Like me, Dawn and Teagan are sick of working such long hours, cooped up in cubes. They envy our male friends, most of whom are professional skateboarders, artists, bohemians, underemployed construction workers, overemployed drinkers.

“Can you imagine any of our guy friends working in an office?” Teagan wonders out loud.

“Justin works in an office,” Dawn reminds her.

“Oh, right,” Teagan says. “How did that happen?”

I can’t blame her for forgetting, for wondering. It’s seriously incongruous with my career trajectory up to this point—backpacking guide in the San Juan Mountains; summer camp counselor on Mount Hood, Oregon; skatepark manager; creative writing instructor at a Colorado university. The fact that I work a corporate job on the sixteenth floor of a Midtown high rise both surprises and depresses me on pretty much a daily basis. A sad facsimile of my true self up there, wearing slacks, hunched in a cubicle, compulsively checking the internet surf report.

Finally: the toll bridge to the Rockaway peninsula, the long thin jawbone of Long Island.

I pay three dollars and fifty cents in exchange for a horizon that’s lost to me back in the city.

We park and ferry our boards up cement stairs, across the wooden boardwalk, down to the beach.
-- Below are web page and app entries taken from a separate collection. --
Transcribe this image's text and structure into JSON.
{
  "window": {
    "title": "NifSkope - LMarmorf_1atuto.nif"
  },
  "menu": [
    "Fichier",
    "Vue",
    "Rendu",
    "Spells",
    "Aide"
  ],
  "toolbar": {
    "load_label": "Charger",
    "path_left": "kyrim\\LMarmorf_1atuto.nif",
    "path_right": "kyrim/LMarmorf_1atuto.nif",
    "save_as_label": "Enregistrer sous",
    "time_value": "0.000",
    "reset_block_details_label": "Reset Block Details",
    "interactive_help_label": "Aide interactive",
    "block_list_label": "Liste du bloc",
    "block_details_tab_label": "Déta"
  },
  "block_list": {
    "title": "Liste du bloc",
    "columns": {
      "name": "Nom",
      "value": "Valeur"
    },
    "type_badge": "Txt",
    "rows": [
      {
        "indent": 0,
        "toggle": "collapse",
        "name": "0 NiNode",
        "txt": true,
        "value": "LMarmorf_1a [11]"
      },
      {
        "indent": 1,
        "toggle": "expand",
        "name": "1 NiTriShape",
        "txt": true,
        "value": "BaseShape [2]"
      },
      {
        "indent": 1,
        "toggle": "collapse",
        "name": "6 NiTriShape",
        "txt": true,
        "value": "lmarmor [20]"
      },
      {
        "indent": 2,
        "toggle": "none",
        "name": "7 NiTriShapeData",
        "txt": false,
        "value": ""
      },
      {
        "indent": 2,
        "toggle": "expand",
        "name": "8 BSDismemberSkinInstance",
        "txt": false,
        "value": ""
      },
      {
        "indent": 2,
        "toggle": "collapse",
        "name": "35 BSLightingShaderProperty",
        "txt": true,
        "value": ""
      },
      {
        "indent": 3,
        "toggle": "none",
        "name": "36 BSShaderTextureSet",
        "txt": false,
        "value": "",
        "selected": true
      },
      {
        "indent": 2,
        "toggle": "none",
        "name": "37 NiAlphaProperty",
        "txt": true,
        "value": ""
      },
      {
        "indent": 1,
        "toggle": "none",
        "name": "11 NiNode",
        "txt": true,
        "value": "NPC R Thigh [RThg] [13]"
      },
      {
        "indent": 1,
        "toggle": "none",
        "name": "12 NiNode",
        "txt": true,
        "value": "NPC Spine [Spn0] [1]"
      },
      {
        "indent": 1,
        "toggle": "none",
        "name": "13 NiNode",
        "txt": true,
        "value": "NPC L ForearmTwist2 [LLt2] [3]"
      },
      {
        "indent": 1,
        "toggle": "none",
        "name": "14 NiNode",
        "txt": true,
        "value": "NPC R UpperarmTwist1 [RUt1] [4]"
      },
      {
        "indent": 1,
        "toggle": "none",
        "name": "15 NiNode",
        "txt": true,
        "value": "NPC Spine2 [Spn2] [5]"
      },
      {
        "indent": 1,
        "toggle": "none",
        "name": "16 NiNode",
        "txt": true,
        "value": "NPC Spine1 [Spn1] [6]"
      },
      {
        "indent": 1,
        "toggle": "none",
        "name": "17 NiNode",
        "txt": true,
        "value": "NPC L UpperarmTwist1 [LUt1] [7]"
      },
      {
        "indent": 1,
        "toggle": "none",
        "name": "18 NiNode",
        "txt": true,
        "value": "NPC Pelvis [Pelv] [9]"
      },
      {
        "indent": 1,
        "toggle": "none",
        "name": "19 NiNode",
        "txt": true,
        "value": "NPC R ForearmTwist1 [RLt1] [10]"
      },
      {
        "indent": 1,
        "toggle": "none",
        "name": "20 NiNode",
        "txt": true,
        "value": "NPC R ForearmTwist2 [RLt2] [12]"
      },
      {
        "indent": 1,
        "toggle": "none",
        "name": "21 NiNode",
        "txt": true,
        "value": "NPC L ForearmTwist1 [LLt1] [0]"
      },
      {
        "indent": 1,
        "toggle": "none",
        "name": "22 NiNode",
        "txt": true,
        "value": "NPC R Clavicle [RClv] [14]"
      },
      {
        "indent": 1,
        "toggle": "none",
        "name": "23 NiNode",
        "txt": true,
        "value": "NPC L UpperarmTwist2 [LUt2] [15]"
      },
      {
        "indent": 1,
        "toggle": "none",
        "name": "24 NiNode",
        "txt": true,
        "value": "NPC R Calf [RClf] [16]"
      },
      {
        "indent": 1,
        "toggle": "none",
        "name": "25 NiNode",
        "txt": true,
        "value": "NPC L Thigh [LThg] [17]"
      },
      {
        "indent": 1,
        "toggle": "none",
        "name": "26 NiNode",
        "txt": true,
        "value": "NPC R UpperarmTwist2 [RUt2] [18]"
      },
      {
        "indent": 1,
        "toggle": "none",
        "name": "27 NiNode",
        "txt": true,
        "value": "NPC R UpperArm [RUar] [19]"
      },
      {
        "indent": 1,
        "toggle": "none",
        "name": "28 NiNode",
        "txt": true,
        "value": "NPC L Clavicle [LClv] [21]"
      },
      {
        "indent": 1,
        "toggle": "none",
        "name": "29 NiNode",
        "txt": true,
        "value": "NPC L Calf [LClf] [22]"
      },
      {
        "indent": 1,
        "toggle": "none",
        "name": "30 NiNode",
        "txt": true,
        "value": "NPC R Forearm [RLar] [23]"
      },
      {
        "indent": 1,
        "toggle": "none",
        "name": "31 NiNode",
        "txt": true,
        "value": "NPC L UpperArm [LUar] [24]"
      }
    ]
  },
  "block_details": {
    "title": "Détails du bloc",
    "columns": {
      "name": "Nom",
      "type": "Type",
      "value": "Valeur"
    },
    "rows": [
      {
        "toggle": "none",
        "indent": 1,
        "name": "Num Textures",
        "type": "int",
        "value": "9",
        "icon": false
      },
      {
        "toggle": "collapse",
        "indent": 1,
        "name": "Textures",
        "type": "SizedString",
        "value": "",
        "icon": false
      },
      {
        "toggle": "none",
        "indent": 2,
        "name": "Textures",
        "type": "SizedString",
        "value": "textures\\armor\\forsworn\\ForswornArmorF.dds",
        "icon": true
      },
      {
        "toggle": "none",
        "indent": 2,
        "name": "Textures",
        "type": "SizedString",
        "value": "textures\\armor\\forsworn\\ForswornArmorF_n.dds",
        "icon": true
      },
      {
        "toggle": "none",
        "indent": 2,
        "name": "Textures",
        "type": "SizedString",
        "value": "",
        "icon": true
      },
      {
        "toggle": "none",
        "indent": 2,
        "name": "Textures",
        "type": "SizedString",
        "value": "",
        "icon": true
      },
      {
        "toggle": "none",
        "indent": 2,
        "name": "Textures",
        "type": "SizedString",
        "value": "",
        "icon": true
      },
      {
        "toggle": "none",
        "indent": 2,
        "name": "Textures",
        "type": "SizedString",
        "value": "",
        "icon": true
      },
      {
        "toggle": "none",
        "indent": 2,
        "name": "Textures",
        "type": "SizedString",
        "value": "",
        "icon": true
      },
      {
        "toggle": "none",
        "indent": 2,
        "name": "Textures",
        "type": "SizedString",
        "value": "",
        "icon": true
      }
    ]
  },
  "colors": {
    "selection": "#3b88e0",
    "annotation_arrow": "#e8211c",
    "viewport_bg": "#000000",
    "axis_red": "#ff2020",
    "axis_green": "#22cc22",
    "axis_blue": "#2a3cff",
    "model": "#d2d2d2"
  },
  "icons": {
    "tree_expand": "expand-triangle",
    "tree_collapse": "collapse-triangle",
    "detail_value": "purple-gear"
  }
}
As we walk barefoot across morning-cold sand, the sky unfurls above us, reclaiming from the city all its stolen blue bandwidth.

This is what all the hype’s about: perfect, sun-shimmering sets of head-high rollers coming in smooth, sixteen-second intervals, the ocean an endless stretch of blue-gray corduroy, the waves scrolling in silver and then peeling evenly into whiteness.
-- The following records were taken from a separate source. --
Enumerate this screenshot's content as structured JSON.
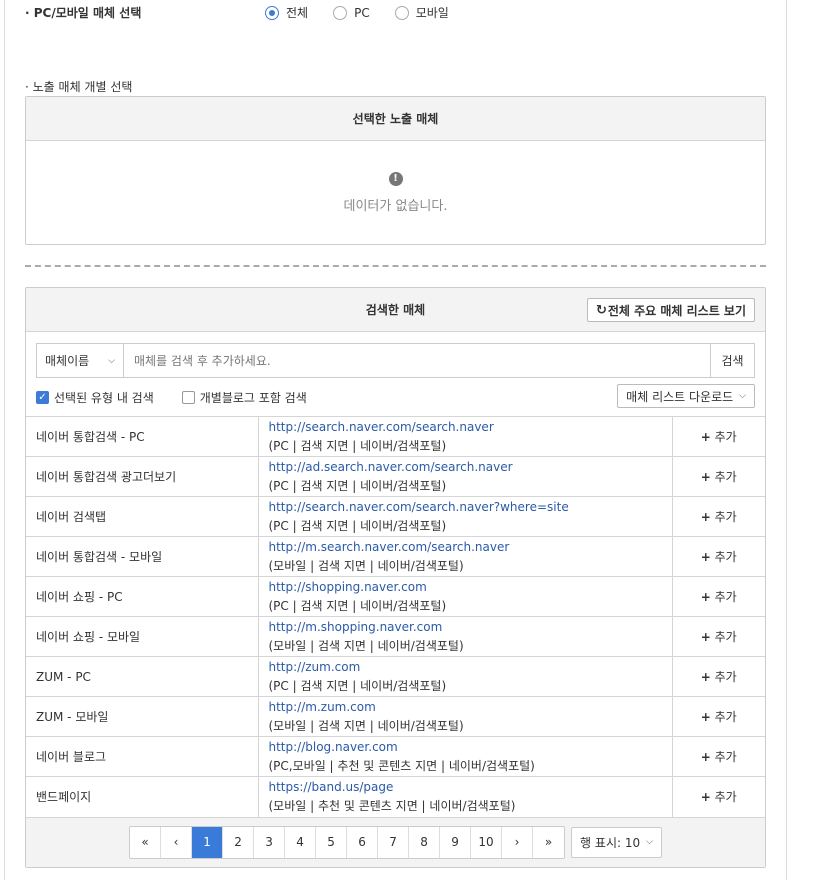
{
  "media_type": {
    "title": "· PC/모바일 매체 선택",
    "options": [
      {
        "label": "전체",
        "checked": true
      },
      {
        "label": "PC",
        "checked": false
      },
      {
        "label": "모바일",
        "checked": false
      }
    ]
  },
  "individual": {
    "title": "· 노출 매체 개별 선택",
    "selected_header": "선택한 노출 매체",
    "empty_text": "데이터가 없습니다."
  },
  "search_panel": {
    "header": "검색한 매체",
    "list_button": "전체 주요 매체 리스트 보기",
    "select_value": "매체이름",
    "input_placeholder": "매체를 검색 후 추가하세요.",
    "search_button": "검색",
    "filter_selected_type": "선택된 유형 내 검색",
    "filter_include_blog": "개별블로그 포함 검색",
    "download_button": "매체 리스트 다운로드",
    "add_label": "추가",
    "rows": [
      {
        "name": "네이버 통합검색 - PC",
        "url": "http://search.naver.com/search.naver",
        "meta": "(PC | 검색 지면 | 네이버/검색포털)"
      },
      {
        "name": "네이버 통합검색 광고더보기",
        "url": "http://ad.search.naver.com/search.naver",
        "meta": "(PC | 검색 지면 | 네이버/검색포털)"
      },
      {
        "name": "네이버 검색탭",
        "url": "http://search.naver.com/search.naver?where=site",
        "meta": "(PC | 검색 지면 | 네이버/검색포털)"
      },
      {
        "name": "네이버 통합검색 - 모바일",
        "url": "http://m.search.naver.com/search.naver",
        "meta": "(모바일 | 검색 지면 | 네이버/검색포털)"
      },
      {
        "name": "네이버 쇼핑 - PC",
        "url": "http://shopping.naver.com",
        "meta": "(PC | 검색 지면 | 네이버/검색포털)"
      },
      {
        "name": "네이버 쇼핑 - 모바일",
        "url": "http://m.shopping.naver.com",
        "meta": "(모바일 | 검색 지면 | 네이버/검색포털)"
      },
      {
        "name": "ZUM - PC",
        "url": "http://zum.com",
        "meta": "(PC | 검색 지면 | 네이버/검색포털)"
      },
      {
        "name": "ZUM - 모바일",
        "url": "http://m.zum.com",
        "meta": "(모바일 | 검색 지면 | 네이버/검색포털)"
      },
      {
        "name": "네이버 블로그",
        "url": "http://blog.naver.com",
        "meta": "(PC,모바일 | 추천 및 콘텐츠 지면 | 네이버/검색포털)"
      },
      {
        "name": "밴드페이지",
        "url": "https://band.us/page",
        "meta": "(모바일 | 추천 및 콘텐츠 지면 | 네이버/검색포털)"
      }
    ]
  },
  "pagination": {
    "first": "«",
    "prev": "‹",
    "pages": [
      "1",
      "2",
      "3",
      "4",
      "5",
      "6",
      "7",
      "8",
      "9",
      "10"
    ],
    "active": "1",
    "next": "›",
    "last": "»",
    "rows_label": "행 표시: 10"
  }
}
The best swells I’ve ever seen, anywhere.

But while Dawn and Teagan busy themselves with surf wax and wetsuits, I stand shivering on the sand, heart racing, not sure if I’m ready for hurricane-grade surf, though by this point Ophelia has been downgraded to tropical storm status.

It’s here, as I stare into the stirred-up maw of the Atlantic, tuned in to its relentless, percussive crush, that the association finally clicks: these waves are the aftermath of a storm named after English literature’s most famous drowning victim. The fifteenth system in the worst hurricane season on record, the result of warming seas, a warming planet.
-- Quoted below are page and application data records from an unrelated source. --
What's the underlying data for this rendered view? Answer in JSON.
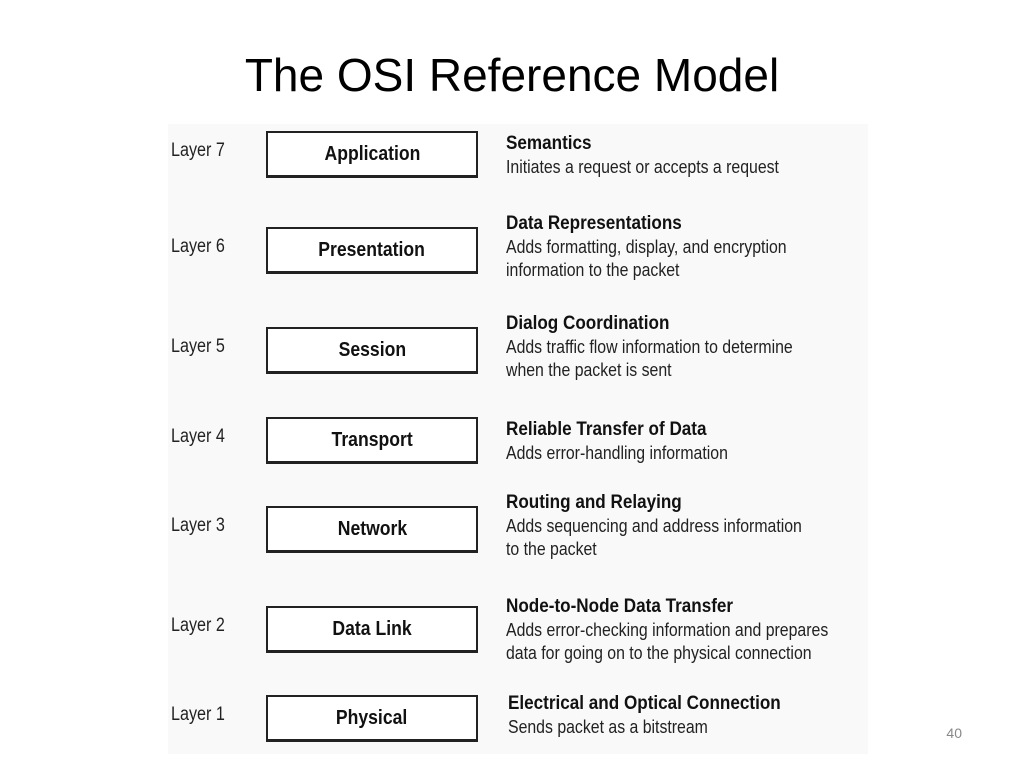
{
  "slide": {
    "title": "The OSI Reference Model",
    "page_number": "40"
  },
  "layers": [
    {
      "label": "Layer 7",
      "name": "Application",
      "function": "Semantics",
      "description": "Initiates a request or accepts a request"
    },
    {
      "label": "Layer 6",
      "name": "Presentation",
      "function": "Data Representations",
      "description": "Adds formatting, display, and encryption\ninformation to the packet"
    },
    {
      "label": "Layer 5",
      "name": "Session",
      "function": "Dialog Coordination",
      "description": "Adds traffic flow information to determine\nwhen the packet is sent"
    },
    {
      "label": "Layer 4",
      "name": "Transport",
      "function": "Reliable Transfer of Data",
      "description": "Adds error-handling information"
    },
    {
      "label": "Layer 3",
      "name": "Network",
      "function": "Routing and Relaying",
      "description": "Adds sequencing and address information\nto the packet"
    },
    {
      "label": "Layer 2",
      "name": "Data Link",
      "function": "Node-to-Node Data Transfer",
      "description": "Adds error-checking information and prepares\ndata for going on to the physical connection"
    },
    {
      "label": "Layer 1",
      "name": "Physical",
      "function": "Electrical and Optical Connection",
      "description": "Sends packet as a bitstream"
    }
  ]
}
I’ve come a long way in getting over my fear of the ocean, but I’m still new to surfing, and on a day like this the gnawing apprehension persists. I moved to New York City with a naive sense of enthusiasm and hope, but now that I’m actually trying to get my life together in this place with so many social undercurrents and financial riptides—now I’m spooked.

“Come on, Justin,” Dawn says after I express my Shakespearean anxieties. “These are the best waves of the year.” She pulls up her wetsuit zipper, stretches into a deep forward bend. Armed with her surfboard, she charges down to the jetty, where the swell thunders in at its tallest, most powerful point. I hang back on the beach, where part of me wants to drop anchor, play it safe, surrender to paralysis. But there’s a deeper pull at work, a stronger longing to get up and get moving—to hazard the risk and follow Dawn down into the churning sea.

Excerpted from The Great Floodgates of the Wonderworld with permission of Graywolf Press, Minneapolis, Minnesota. Copyright © 2014 by Justin Hocking.